**What you will do:**
When the string "Atomic" appears in a line of the records, show the whole line.

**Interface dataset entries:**
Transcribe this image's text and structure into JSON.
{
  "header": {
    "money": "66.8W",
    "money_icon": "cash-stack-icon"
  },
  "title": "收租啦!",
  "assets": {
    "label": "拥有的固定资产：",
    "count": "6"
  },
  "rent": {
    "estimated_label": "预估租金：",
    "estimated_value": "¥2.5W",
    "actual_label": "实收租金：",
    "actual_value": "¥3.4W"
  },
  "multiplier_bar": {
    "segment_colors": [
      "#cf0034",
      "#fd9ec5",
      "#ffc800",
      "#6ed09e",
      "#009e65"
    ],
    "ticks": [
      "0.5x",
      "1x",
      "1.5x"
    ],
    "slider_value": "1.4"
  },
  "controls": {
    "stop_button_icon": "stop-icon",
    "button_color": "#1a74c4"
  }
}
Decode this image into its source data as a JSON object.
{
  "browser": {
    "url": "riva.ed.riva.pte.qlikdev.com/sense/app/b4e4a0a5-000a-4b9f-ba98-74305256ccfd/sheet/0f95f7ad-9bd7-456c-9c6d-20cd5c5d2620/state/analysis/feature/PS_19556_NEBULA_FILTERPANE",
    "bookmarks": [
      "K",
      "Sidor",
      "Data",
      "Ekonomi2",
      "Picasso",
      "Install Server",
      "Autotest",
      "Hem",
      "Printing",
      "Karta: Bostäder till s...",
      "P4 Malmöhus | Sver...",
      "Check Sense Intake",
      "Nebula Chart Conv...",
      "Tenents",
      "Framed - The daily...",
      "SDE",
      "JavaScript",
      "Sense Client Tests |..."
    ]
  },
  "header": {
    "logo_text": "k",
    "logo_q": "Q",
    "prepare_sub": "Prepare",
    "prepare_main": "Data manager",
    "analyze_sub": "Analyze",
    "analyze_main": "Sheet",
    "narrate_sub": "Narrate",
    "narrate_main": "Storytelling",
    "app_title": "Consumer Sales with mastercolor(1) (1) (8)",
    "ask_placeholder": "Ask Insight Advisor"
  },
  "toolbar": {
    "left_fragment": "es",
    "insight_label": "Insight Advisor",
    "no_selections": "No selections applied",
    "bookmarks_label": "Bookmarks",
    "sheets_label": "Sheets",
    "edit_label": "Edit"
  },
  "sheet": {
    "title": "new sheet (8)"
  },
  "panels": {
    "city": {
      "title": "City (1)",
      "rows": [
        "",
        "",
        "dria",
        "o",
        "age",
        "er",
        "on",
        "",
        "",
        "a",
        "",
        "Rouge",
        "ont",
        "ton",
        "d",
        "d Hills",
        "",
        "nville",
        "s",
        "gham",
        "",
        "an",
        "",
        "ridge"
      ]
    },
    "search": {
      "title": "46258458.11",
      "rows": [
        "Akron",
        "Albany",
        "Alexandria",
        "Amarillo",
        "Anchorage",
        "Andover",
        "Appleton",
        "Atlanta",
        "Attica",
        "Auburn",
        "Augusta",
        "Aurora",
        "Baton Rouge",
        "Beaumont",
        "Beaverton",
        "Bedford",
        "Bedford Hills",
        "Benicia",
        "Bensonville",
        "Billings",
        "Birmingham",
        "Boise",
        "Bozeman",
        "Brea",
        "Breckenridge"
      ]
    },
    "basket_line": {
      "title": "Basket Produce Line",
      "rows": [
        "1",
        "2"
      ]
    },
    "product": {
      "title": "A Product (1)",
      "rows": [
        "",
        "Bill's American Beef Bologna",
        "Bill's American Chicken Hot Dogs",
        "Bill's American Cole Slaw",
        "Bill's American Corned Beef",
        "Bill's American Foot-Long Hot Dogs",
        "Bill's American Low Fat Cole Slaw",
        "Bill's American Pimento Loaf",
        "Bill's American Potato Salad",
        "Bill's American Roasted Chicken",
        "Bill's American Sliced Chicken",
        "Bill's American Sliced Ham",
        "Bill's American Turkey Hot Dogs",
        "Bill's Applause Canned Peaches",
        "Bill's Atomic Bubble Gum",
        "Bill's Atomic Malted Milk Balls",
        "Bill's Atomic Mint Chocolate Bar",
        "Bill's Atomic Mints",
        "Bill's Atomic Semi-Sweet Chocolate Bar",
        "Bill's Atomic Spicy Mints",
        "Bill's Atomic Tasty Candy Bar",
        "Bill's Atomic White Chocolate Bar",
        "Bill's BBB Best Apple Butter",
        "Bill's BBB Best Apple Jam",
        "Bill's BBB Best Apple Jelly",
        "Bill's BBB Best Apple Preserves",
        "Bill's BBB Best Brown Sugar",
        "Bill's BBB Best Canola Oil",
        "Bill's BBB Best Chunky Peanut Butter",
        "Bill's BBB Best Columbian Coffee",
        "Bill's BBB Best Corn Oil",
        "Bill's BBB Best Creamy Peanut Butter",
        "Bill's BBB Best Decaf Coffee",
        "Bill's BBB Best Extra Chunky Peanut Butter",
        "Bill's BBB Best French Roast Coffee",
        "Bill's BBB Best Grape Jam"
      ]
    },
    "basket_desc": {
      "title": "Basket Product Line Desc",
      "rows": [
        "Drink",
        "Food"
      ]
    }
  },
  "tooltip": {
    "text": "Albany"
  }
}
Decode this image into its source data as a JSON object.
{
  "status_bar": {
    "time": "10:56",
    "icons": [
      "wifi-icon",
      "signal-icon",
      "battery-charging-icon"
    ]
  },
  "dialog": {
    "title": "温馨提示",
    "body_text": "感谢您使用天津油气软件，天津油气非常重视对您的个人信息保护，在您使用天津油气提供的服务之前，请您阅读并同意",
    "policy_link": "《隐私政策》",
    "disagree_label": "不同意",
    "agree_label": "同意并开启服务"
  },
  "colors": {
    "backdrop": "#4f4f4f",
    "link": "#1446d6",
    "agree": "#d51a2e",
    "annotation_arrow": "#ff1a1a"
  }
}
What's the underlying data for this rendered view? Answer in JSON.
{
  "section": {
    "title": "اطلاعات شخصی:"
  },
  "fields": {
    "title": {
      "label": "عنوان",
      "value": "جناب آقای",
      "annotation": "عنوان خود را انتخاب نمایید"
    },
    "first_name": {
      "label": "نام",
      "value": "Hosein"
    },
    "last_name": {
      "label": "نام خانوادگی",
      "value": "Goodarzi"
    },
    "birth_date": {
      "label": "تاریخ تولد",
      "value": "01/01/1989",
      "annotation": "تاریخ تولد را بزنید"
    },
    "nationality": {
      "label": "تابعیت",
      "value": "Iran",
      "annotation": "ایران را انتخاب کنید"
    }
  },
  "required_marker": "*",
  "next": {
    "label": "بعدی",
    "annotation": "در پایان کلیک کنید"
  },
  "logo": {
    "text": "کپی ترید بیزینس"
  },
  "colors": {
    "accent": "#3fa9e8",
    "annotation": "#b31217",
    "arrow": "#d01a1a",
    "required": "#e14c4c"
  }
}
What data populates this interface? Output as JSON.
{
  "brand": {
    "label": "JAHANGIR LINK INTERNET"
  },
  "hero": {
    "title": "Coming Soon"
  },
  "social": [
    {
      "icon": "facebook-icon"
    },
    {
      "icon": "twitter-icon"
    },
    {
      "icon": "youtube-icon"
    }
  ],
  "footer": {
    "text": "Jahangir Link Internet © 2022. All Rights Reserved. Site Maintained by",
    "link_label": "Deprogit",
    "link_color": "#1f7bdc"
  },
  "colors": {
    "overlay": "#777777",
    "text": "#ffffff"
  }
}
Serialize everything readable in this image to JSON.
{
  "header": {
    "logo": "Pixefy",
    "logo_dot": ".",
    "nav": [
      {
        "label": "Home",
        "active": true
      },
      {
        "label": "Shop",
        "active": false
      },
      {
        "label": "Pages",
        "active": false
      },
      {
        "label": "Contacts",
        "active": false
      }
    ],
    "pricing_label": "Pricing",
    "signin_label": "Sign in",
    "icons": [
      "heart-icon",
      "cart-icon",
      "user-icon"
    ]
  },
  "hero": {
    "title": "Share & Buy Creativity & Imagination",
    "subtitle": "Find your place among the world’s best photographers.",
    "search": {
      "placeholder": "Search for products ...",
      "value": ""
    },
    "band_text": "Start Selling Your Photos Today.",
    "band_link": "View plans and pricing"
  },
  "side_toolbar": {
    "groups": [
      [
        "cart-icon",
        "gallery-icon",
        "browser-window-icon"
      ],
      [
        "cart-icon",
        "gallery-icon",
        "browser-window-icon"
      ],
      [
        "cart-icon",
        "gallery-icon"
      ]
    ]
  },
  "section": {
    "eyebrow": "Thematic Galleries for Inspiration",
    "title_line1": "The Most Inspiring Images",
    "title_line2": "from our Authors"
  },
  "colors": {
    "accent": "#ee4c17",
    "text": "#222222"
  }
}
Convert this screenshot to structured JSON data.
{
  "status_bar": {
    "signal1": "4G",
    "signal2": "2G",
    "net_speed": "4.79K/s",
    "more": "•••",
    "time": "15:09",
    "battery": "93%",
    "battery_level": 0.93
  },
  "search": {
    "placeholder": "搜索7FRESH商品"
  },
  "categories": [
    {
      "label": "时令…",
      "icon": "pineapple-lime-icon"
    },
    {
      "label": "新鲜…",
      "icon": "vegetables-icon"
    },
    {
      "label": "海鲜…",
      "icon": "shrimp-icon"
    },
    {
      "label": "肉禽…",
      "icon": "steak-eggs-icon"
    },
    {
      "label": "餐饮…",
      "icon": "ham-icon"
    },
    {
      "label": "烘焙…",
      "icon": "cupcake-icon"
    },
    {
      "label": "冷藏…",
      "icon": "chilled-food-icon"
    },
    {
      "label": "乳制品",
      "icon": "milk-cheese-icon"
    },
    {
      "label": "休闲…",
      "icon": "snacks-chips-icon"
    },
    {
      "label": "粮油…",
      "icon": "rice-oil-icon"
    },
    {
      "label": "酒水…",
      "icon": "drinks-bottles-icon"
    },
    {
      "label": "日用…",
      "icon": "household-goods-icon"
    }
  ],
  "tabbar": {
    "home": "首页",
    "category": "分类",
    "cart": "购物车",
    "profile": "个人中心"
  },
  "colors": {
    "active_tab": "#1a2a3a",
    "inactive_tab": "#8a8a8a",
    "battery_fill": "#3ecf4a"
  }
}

**Task result:**
        "Bill's Atomic Bubble Gum",
        "Bill's Atomic Malted Milk Balls",
        "Bill's Atomic Mint Chocolate Bar",
        "Bill's Atomic Mints",
        "Bill's Atomic Semi-Sweet Chocolate Bar",
        "Bill's Atomic Spicy Mints",
        "Bill's Atomic Tasty Candy Bar",
        "Bill's Atomic White Chocolate Bar",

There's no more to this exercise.